BEIJING, Oct. 14 (Xinhua) -- China plans to launch its first satellite to test the technologies of the space-based gravitational wave detection program "Tianqin" by the end of 2019.
The program Tianqin, meaning "harp in sky," was initiated by Sun Yat-sen University in South China's Guangdong Province in 2015. It will consist of three satellites forming an equilateral triangle around the earth.
"It's like a harp in space. If the gravitational waves come, the 'harp's strings" will be plucked," said Luo Jun, president of the Sun Yat-sen University and an academician of the Chinese Academy of Sciences, at a conference held recently in Guangzhou, capital of Guangdong Province.
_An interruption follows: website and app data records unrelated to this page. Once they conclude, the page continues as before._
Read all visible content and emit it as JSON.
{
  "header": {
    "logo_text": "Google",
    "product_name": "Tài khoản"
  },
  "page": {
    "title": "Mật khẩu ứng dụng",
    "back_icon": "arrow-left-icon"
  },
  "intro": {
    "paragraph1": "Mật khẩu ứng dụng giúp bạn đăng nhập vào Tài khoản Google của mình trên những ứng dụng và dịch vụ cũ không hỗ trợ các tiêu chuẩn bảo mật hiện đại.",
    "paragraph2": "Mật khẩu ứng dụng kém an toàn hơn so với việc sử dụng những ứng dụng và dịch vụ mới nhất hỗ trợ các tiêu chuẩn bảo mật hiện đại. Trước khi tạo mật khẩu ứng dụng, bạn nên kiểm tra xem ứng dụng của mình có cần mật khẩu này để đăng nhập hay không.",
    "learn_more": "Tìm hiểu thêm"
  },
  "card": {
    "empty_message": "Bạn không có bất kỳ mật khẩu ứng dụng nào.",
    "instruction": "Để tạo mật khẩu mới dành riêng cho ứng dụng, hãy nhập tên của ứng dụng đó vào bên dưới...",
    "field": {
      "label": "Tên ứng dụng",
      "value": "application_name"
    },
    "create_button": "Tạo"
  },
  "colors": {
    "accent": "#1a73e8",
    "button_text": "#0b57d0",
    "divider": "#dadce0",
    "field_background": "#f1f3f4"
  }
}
The detection will be based on high-precision laser interferometry technology to measure the changes of the distances and locations of the three satellites, according to Luo.
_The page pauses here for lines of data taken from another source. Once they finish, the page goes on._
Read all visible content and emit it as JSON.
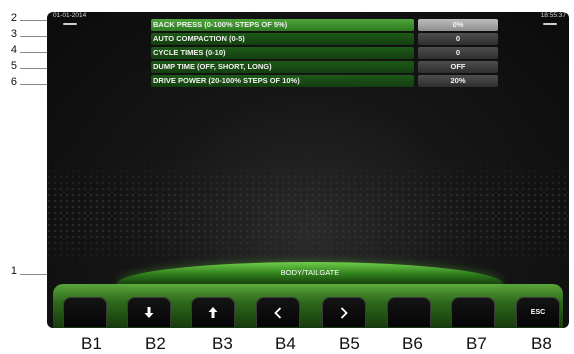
{
  "screen": {
    "date": "01-01-2014",
    "time": "18:55:37",
    "menu": [
      {
        "callout": "2",
        "label": "BACK PRESS (0-100% STEPS OF 5%)",
        "value": "0%",
        "selected": true
      },
      {
        "callout": "3",
        "label": "AUTO COMPACTION (0-5)",
        "value": "0",
        "selected": false
      },
      {
        "callout": "4",
        "label": "CYCLE TIMES (0-10)",
        "value": "0",
        "selected": false
      },
      {
        "callout": "5",
        "label": "DUMP TIME (OFF, SHORT, LONG)",
        "value": "OFF",
        "selected": false
      },
      {
        "callout": "6",
        "label": "DRIVE POWER (20-100% STEPS OF 10%)",
        "value": "20%",
        "selected": false
      }
    ],
    "title_callout": "1",
    "title": "BODY/TAILGATE",
    "softkeys": [
      {
        "name": "B1",
        "icon": "",
        "text": ""
      },
      {
        "name": "B2",
        "icon": "arrow-down-icon",
        "text": ""
      },
      {
        "name": "B3",
        "icon": "arrow-up-icon",
        "text": ""
      },
      {
        "name": "B4",
        "icon": "chevron-left-icon",
        "text": ""
      },
      {
        "name": "B5",
        "icon": "chevron-right-icon",
        "text": ""
      },
      {
        "name": "B6",
        "icon": "",
        "text": ""
      },
      {
        "name": "B7",
        "icon": "",
        "text": ""
      },
      {
        "name": "B8",
        "icon": "",
        "text": "ESC"
      }
    ]
  },
  "colors": {
    "accent_green": "#4fa53a",
    "row_green": "#1e5a18",
    "value_grey": "#3e3e3e",
    "selected_value": "#a6a6a6"
  }
}
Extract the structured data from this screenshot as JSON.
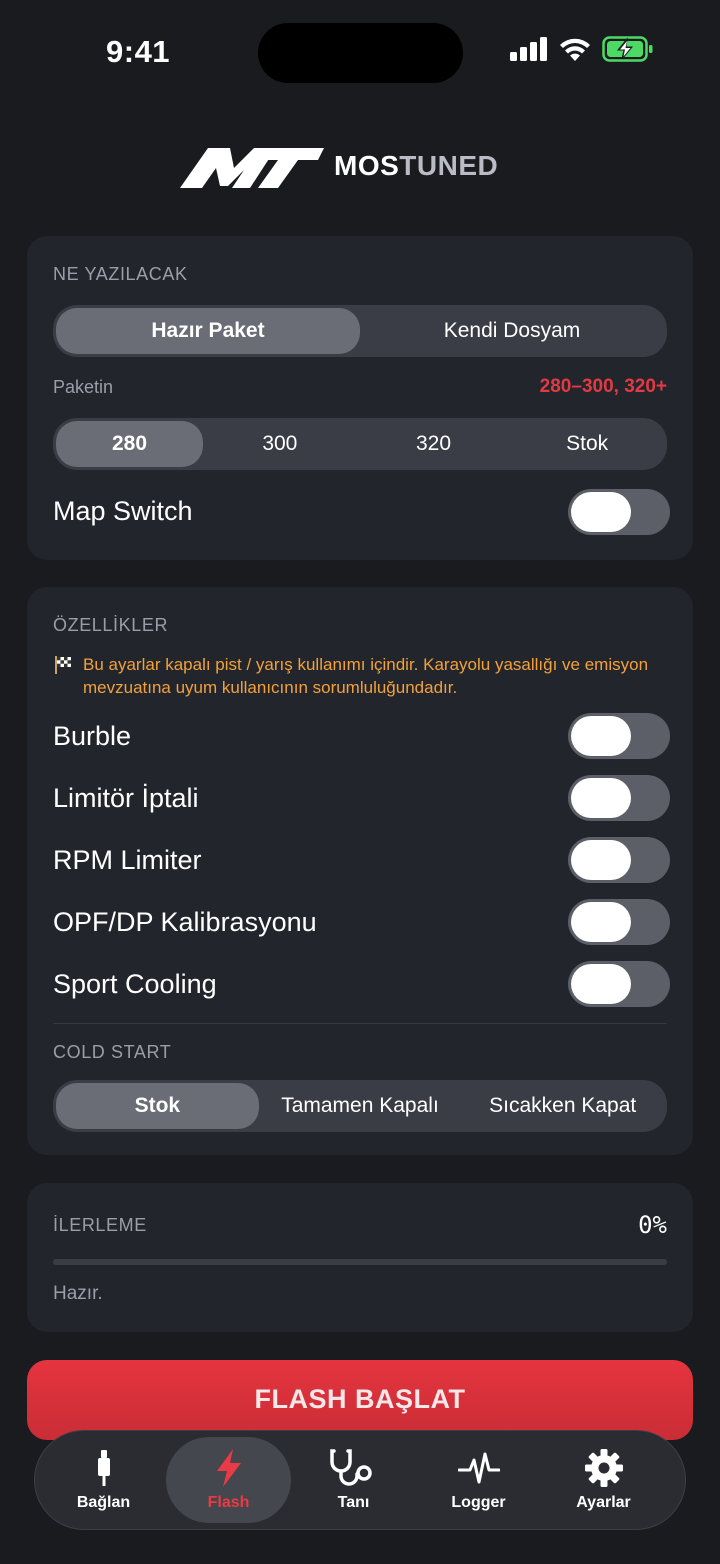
{
  "status_bar": {
    "time": "9:41"
  },
  "logo": {
    "word_a": "MOS",
    "word_b": "TUNED"
  },
  "write_section": {
    "label": "NE YAZILACAK",
    "source_tabs": [
      {
        "label": "Hazır Paket",
        "active": true
      },
      {
        "label": "Kendi Dosyam",
        "active": false
      }
    ],
    "package_label": "Paketin",
    "package_value": "280–300, 320+",
    "packages": [
      {
        "label": "280",
        "active": true
      },
      {
        "label": "300",
        "active": false
      },
      {
        "label": "320",
        "active": false
      },
      {
        "label": "Stok",
        "active": false
      }
    ],
    "map_switch_label": "Map Switch"
  },
  "features_section": {
    "label": "ÖZELLİKLER",
    "warning": "Bu ayarlar kapalı pist / yarış kullanımı içindir. Karayolu yasallığı ve emisyon mevzuatına uyum kullanıcının sorumluluğundadır.",
    "items": [
      {
        "label": "Burble"
      },
      {
        "label": "Limitör İptali"
      },
      {
        "label": "RPM Limiter"
      },
      {
        "label": "OPF/DP Kalibrasyonu"
      },
      {
        "label": "Sport Cooling"
      }
    ],
    "cold_start_label": "COLD START",
    "cold_start_options": [
      {
        "label": "Stok",
        "active": true
      },
      {
        "label": "Tamamen Kapalı",
        "active": false
      },
      {
        "label": "Sıcakken Kapat",
        "active": false
      }
    ]
  },
  "progress_section": {
    "label": "İLERLEME",
    "percent_text": "0%",
    "progress": 0,
    "status": "Hazır."
  },
  "flash_button": {
    "label": "FLASH BAŞLAT"
  },
  "tabbar": {
    "tabs": [
      {
        "label": "Bağlan",
        "icon": "connector-icon",
        "active": false
      },
      {
        "label": "Flash",
        "icon": "bolt-icon",
        "active": true
      },
      {
        "label": "Tanı",
        "icon": "stethoscope-icon",
        "active": false
      },
      {
        "label": "Logger",
        "icon": "pulse-icon",
        "active": false
      },
      {
        "label": "Ayarlar",
        "icon": "gear-icon",
        "active": false
      }
    ]
  },
  "colors": {
    "accent": "#e23a44",
    "warning": "#f2a13b",
    "card": "#22252c",
    "background": "#1a1b1f"
  }
}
Gravitational waves are "ripples" in the fabric of space-time caused by some of the most violent and energetic processes in the universe. Albert Einstein predicted the existence of gravitational waves in 1916 in his general theory of relativity.
The first-ever discovery of gravitational waves by the American Laser Interferometer Gravitational-Wave Observatory (LIGO), announced in February 2016, has encouraged scientists worldwide to accelerate their research.
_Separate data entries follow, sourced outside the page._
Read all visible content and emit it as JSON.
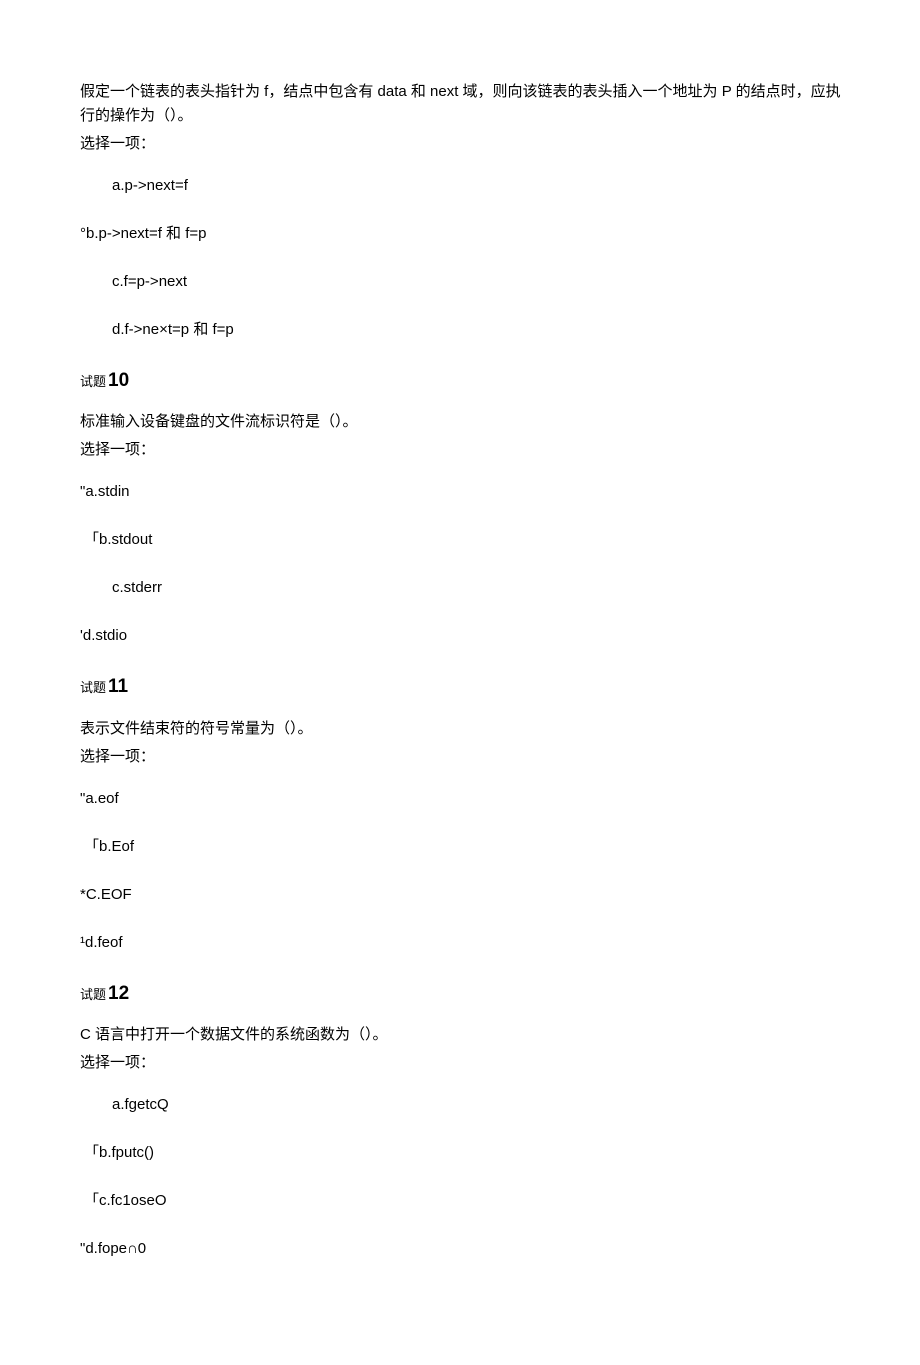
{
  "q9": {
    "text": "假定一个链表的表头指针为 f，结点中包含有 data 和 next 域，则向该链表的表头插入一个地址为 P 的结点时，应执行的操作为（）。",
    "select": "选择一项：",
    "options": {
      "a": "a.p->next=f",
      "b": "°b.p->next=f 和 f=p",
      "c": "c.f=p->next",
      "d": "d.f->ne×t=p 和 f=p"
    }
  },
  "q10": {
    "prefix": "试题",
    "num": "10",
    "text": "标准输入设备键盘的文件流标识符是（）。",
    "select": "选择一项：",
    "options": {
      "a": "\"a.stdin",
      "b": "「b.stdout",
      "c": "c.stderr",
      "d": "'d.stdio"
    }
  },
  "q11": {
    "prefix": "试题",
    "num": "11",
    "text": "表示文件结束符的符号常量为（）。",
    "select": "选择一项：",
    "options": {
      "a": "\"a.eof",
      "b": "「b.Eof",
      "c": "*C.EOF",
      "d": "¹d.feof"
    }
  },
  "q12": {
    "prefix": "试题",
    "num": "12",
    "text": "C 语言中打开一个数据文件的系统函数为（）。",
    "select": "选择一项：",
    "options": {
      "a": "a.fgetcQ",
      "b": "「b.fputc()",
      "c": "「c.fc1oseO",
      "d": "\"d.fope∩0"
    }
  }
}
Different from LIGO, the space-based probes will be used to detect gravitational waves at much lower frequencies, which are generated by the merging of massive or supermassive black holes, scientists say.
The European Space Agency has also launched a space-based gravitational wave detection program, the "Laser Interferometer Space Antenna" project.
Luo admitted that although China had achieved some breakthrough results in the detection technology, there was still a huge gap to realize the space-based detection of gravitational waves.
Laser-ranging is one of the necessary technologies for detection. China accomplished its first successful laser-ranging between earth and the moon in January this year.
The relay satellite of China's Chang'e-4 lunar probe, launched in May this year, carries a reflector developed by the Sun Yat-sen University, and is expected to extend laser-ranging to a record distance of 460,000 km in 2019.
Scientists from Germany, Italy and Russia have expressed their willingness to cooperate with China in gravitational wave detection.